To further disguise some of the interiors’ upgrades, DMC’s techs fabricated a custom valance for the bottom of the dash. This valance houses the Trique Manufacturing air-conditioning vents and the JL Audio tweeter speakers while balancing out the A/C ducts and hiding the air-conditioner unit. A custom HVAC plate was put in place of the manual controls to house the electronic Vintage Air controls.
As he did with the remainder of the car, Mock chose to go with a modern engine wrapped in old-school visuals. The starting point was a complete, brand-new Chevrolet Ram Jet 350 mated to a 700-R4 automatic. The 4.000-inch bore and 3.480-inch stroke engine features a cast-iron block, Vortec cast-iron heads, cast-iron crank, powdered metal steel rods, hypereutectic aluminum pistons, and hydraulic roller cam. Right out of the box, this engine is made to look right at home in vintage cars with a port fuel injection system designed to emulate the look of Chevrolet’s Rochester fuel injection found on various GM vehicles from 1957-’65. The techs at DMC decided to make it look even more like a vintage Rochester system, starting with the plenum. They had Cindy at NVR Racing machine the plenum to DMC’s exacting specs so that the throttle body would mount on the side to look like the Rochester system’s air meter. Then, DMC furthered the illusion with a look-alike 1957 fuel-injection air cleaner setup they fabricated. And finally, they made adapters that permit a pair of ’57 vintage aluminum Corvette valve covers to mount on the new engine’s Vortec heads. After all of the work was completed, Scott at NVR Racing dyno-tuned the engine to make sure the custom induction system would deliver smooth and reliable performance.
To help facilitate the expulsion of spent gases, DMC installed Doug’s headers with 1 3/4-inch tubes and 3-inch collectors. They connect to a 2.5-inch stainless exhaust system from Pypes Performance Exhaust. The engine is kept cool even on the hottest days by a custom-made cooling system that features an aluminum radiator, electric fan, and polished stainless steel shroud extending from fender-to-fender. To complete the engine assembly DMC added a Billet Specialties front runner system, and to ensure a reliable supply of high pressure fuel they went with a Rock Valley stainless steel fuel tank with an integral pump.

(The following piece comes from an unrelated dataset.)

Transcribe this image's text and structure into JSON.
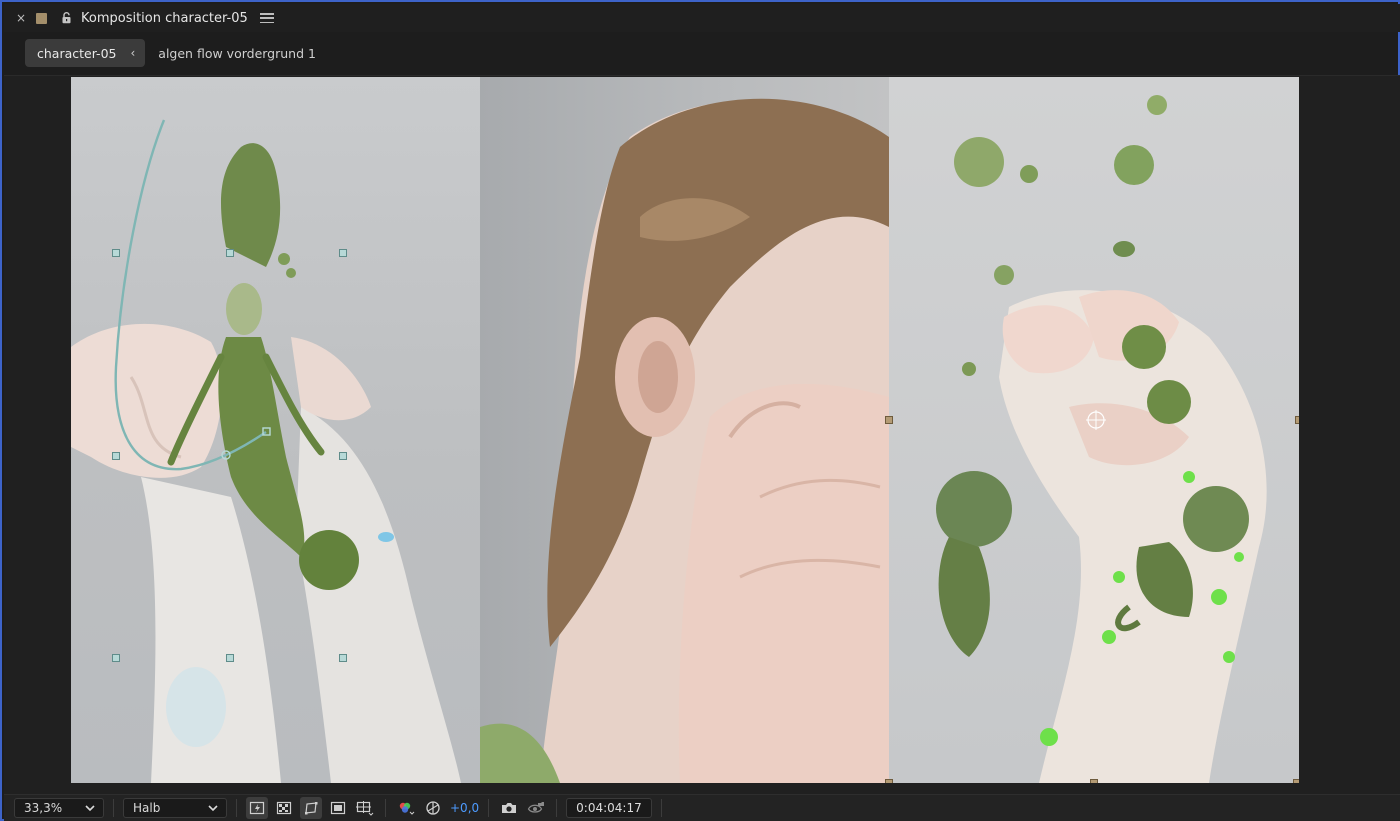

From start to finish, it took about 4 years to complete this gorgeous Nomad. They could have built the car much faster, but only worked on it part time, always giving customer’s projects first priority. Mock and his staff at DMC are thrilled with the results of their efforts, and take great pride in the many awards the car has earned, including Best In Class trophies at both the Milwaukee and Chicago World of Wheels car shows. Even better than the accolades, however, is the satisfaction Mock gets from the collaborative effort it took to build this unique Nomad, and the joy that driving it brings him. “It was a total team effort and we accomplished our goal to build a modern version of the rarest 1957 Chevrolet ever built, the icon of classic cars,” he explains. “This Nomad drives every bit as good as it looks and it’s so much fun to drive, especially when I take my 15-year-old son out in it so he can experience how it feels to ride in a true classic.”